Physical science is the study of the physical world around you. Learn about everything from electricity to magnetism in this section.
You Know White Noise, But What's Pink Noise and Brown Noise?
Skipping Stones on Ice Makes Crazy Sci-fi Sounds
Mystery Behind Cuba's Alleged Sonic Attack Deepens
Why Do Bubbles Pop?
What's the World's Strongest Superacid?
Cadmium: The Highly Toxic Metal That Powers the World
Static Electricity Can Cause Way More Than a Bad Hair Day
Light Pollution Is Stealing the Night
Party Trick Breakdown: Why Do Balloons Stick to Hair?
How Are Coroners and Medical Examiners Different?
Viking Warrior in Ancient Grave Was a Woman
5 Things You Didn't Know About Autopsies
Time May Not Exist, Say Some Physicists and Philosophers
How Alchemy Paved the Way for Chemistry
Who Was the First Scientist?
A Kid-friendly Introduction to Magnets and Magnetism
How Solenoids Work

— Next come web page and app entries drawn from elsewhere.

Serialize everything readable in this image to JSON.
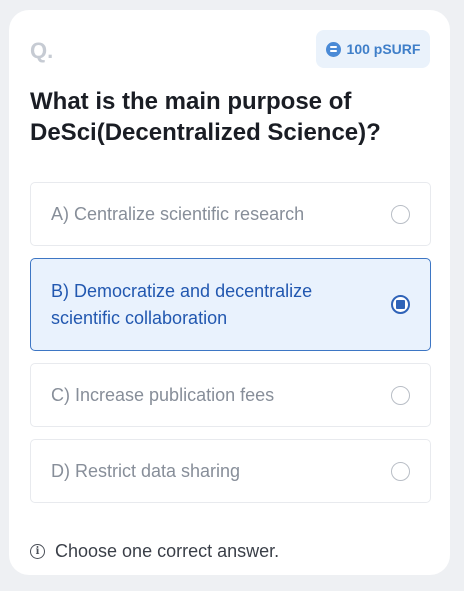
{
  "header": {
    "question_marker": "Q.",
    "reward": {
      "icon": "coin-icon",
      "label": "100 pSURF"
    }
  },
  "question": {
    "text": "What is the main purpose of DeSci(Decentralized Science)?"
  },
  "options": [
    {
      "label": "A) Centralize scientific research",
      "selected": false
    },
    {
      "label": "B) Democratize and decentralize scientific collaboration",
      "selected": true
    },
    {
      "label": "C) Increase publication fees",
      "selected": false
    },
    {
      "label": "D) Restrict data sharing",
      "selected": false
    }
  ],
  "hint": {
    "icon": "info-icon",
    "text": "Choose one correct answer."
  },
  "colors": {
    "accent": "#2f63b8",
    "selected_bg": "#e9f2fd",
    "badge_bg": "#eaf2fb",
    "muted_text": "#878e99"
  }
}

Why Does Ice Stick to Your Fingers?
How to Convert Binary Into Decimal (and Vice Versa)
How to Easily Convert Degrees to Radians (and Radians to Degrees)
What's an Easy Way to Convert Meters to Feet?
What Is Energy?
Could Newly Measured W Boson Break the Standard Model?
Super Cool Science: How to Make Instant Ice at Home
Hisashi Ouchi Suffered an 83-day Death By Radiation Poisoning
Could Thorium Power the Next Generation of Nuclear Reactors?
Radioactive! A Profile of the Element Plutonium
Is This Black Hole Coming for You? It's Just an Optical Illusion
Why Distant Mountains Appear Blue to the Naked Eye
Science Explains Why We Have Favorite Colors
In 1999, a worker at a Japanese nuclear fuel plant was exposed to critical levels of radiation. He's still thought to have suffered the worst radiation burns in history. He lived for 83 agonizing days afterward as his body all but disintegrated.
Scientists created this expanding black hole illusion to show how your mind can trick your eye.
With a little patience, you can master this trick of converting binary code to decimals — and have fun doing it!
By Mark Mancini
The answer to the question "Does time exist?" may seem obvious, but is it? And what if time doesn't exist, but is merely a human construct?
By Sam Baron
A decade of science and trillions of collisions show the W boson is more massive than expected. A physicist on the team explains what it means for the reigning model of particle physics.
By John Conway
Your eyes aren't playing tricks on you. Those mountains way off in the distance really do look blue, and it's because of how light wavelengths scatter in the atmosphere.
By Mark Mancini
Both degrees and radians represent the measure of an angle in geometry. So, how do you convert one to the other?
By Mark Mancini
There was a time (4,000 years ago) when simply being able to add might get your name on a clay tablet or help you accumulate vast wealth.
By Dave Roos
Cadmium is a natural metal and the leading component in rechargeable batteries and solar cells. It is also highly toxic and heavily regulated.
Discovered in the early 1800s from a chunk of smuggled platinum ore, rhodium is the most valuable precious metal on the planet today, used mainly for keeping car emissions in check.
We'll show you both a quick and dirty way, and a precise, more complicated formula for converting a Celsius temperature to Fahrenheit (and vice versa).
If you have trouble sleeping you might have been told to get a white noise machine. But white isn't the only color of noise out there.
By Talon Homer
Scientists have come up with a new formula to describe the shape of every egg in the world, which will have applications in fields from art and technology to architecture and agriculture.
Thorium is in many ways safer than uranium for nuclear power production. But is it safe enough to bet on for our energy future?